Postdoctoral Researcher at the Rank of Instructor
Isabel Gabel is a historian of science, medicine, and political thought. Her work explores how the modern life sciences created spaces of uncertainty and irresolvability which in turn reshaped the epistemological foundations of liberalism in the twentieth century. At SIFK she is working on a history of complexity, tentatively entitled At the Edges of Chaos: Complexity Theory between Science and Governance. Bringing together histories of molecular biology, cybernetics, and big data, the project explores the rise of complexity science in Europe and the United States after 1970. It charts complexity’s transformation from a mathematical approach to chaos and nonlinearity, to a set of new methods for theorizing and managing the neoliberal state in fields such as urban studies and finance. Isabel is also in the process of completing her first book, Experiments in History: French Biology and the Fate of Liberal Universalism, about the role of biology in the emergence of poststructuralism and liberal historicism after the Second World War. Isabel’s publications have appeared in journals including History of the Human Sciences and Revue d’histoire des sciences.

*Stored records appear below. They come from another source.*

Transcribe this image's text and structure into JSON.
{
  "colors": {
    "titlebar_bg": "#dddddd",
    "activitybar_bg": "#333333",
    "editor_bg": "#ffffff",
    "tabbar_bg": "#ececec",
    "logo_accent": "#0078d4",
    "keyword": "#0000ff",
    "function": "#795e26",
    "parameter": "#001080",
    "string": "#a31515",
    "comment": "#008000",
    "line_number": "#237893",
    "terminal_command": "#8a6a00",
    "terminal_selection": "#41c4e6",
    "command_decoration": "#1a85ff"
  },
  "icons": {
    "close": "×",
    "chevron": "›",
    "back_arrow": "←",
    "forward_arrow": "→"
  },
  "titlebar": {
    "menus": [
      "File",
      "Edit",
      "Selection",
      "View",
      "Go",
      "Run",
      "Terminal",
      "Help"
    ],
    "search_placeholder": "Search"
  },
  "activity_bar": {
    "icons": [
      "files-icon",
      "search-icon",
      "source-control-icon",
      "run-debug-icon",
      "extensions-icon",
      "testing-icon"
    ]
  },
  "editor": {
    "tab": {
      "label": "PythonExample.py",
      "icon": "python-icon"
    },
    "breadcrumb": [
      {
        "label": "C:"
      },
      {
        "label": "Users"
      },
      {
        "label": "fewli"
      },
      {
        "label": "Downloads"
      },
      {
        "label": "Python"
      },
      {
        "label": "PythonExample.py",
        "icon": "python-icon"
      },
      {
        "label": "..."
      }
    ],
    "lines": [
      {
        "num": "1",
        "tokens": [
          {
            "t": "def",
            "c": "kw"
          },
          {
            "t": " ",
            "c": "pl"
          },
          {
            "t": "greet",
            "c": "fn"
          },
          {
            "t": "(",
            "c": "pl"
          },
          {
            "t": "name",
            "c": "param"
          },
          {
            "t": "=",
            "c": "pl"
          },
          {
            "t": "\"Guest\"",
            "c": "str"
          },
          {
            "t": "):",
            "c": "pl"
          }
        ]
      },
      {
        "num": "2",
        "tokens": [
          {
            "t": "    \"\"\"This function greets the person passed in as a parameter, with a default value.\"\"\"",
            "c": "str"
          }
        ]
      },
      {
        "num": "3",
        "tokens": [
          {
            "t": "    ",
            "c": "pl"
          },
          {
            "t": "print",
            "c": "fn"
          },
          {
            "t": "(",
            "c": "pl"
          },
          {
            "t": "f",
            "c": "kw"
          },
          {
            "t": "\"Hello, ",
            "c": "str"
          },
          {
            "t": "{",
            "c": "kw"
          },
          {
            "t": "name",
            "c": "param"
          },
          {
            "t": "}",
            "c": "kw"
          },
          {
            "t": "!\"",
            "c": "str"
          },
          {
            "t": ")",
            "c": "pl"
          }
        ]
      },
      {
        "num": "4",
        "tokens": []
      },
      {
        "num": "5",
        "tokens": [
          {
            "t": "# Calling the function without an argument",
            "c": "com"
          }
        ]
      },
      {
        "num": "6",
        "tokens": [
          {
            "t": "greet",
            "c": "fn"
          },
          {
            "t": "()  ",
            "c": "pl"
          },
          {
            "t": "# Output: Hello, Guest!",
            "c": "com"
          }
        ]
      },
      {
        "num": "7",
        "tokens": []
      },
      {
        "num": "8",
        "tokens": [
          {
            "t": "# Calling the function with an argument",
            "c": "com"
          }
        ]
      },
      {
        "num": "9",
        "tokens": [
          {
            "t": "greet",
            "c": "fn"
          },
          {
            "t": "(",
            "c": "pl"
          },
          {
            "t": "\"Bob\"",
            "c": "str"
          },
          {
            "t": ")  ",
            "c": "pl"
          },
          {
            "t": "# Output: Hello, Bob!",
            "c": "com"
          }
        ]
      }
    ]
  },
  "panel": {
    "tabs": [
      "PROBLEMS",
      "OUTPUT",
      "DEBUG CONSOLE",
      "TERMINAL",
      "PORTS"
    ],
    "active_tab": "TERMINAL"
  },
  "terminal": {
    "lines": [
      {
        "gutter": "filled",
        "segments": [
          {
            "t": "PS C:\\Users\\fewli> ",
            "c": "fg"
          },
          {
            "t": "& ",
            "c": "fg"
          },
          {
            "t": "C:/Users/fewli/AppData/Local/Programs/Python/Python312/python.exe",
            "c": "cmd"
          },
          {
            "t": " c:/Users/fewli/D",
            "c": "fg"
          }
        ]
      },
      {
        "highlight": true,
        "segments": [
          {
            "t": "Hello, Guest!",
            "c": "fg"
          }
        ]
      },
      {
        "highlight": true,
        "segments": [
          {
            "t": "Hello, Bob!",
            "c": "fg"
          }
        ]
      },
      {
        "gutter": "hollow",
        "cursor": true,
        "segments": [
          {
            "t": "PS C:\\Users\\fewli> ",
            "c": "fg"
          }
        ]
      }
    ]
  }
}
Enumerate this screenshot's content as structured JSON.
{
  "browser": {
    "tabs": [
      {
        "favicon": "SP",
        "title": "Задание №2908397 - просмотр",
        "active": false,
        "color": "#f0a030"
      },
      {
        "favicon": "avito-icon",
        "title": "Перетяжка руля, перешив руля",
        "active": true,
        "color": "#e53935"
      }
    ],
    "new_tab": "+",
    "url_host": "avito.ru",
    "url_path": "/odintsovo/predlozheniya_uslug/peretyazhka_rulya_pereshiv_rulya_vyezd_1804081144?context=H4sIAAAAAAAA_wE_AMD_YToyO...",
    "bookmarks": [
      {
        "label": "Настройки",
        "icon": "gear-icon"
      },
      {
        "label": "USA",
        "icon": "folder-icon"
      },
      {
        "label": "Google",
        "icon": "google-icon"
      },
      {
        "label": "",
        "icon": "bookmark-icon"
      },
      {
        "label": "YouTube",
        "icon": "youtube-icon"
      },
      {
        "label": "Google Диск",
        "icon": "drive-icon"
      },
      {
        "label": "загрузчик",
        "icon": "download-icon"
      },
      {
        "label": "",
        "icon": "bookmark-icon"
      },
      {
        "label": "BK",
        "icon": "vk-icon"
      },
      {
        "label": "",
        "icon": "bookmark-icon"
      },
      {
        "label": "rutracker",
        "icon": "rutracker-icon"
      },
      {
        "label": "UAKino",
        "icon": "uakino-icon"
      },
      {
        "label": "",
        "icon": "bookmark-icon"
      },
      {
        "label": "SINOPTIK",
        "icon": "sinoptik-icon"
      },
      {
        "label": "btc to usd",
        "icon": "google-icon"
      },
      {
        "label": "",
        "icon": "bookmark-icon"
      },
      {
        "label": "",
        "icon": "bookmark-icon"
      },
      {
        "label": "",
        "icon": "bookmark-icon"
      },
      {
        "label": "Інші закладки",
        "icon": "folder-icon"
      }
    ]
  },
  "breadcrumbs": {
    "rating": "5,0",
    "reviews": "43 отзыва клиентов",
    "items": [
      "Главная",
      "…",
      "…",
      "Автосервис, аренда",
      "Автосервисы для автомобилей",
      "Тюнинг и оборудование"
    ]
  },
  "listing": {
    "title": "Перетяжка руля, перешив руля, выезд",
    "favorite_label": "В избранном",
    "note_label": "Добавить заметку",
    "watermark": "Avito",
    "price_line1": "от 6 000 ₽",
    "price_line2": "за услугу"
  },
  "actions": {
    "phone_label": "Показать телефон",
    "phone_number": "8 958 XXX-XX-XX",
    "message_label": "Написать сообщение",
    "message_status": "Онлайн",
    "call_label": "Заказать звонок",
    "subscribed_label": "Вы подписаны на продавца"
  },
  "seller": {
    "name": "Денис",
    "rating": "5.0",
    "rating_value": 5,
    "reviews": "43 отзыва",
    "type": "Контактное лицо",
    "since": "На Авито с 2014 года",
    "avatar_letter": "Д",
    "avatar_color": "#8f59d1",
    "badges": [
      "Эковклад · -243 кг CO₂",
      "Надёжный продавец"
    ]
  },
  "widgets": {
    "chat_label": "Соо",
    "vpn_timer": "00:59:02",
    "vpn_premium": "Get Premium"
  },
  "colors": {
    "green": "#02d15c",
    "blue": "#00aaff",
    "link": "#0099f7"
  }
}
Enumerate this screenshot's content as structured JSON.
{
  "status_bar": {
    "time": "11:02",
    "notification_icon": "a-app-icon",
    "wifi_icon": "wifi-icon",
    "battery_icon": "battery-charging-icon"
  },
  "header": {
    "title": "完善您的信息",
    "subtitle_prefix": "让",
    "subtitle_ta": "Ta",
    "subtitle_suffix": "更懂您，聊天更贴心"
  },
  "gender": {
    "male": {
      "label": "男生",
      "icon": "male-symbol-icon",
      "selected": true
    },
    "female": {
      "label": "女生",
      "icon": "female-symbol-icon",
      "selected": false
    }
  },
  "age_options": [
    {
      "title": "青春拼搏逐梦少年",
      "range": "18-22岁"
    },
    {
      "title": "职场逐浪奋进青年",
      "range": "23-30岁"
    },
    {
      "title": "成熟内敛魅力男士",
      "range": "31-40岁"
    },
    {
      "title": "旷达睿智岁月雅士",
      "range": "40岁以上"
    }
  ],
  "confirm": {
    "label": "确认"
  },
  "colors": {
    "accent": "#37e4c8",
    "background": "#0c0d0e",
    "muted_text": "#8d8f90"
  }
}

She received her PhD from Columbia University and was most recently an ELSI Postdoctoral Fellow at the University of Pennsylvania’s Perelman School of Medicine.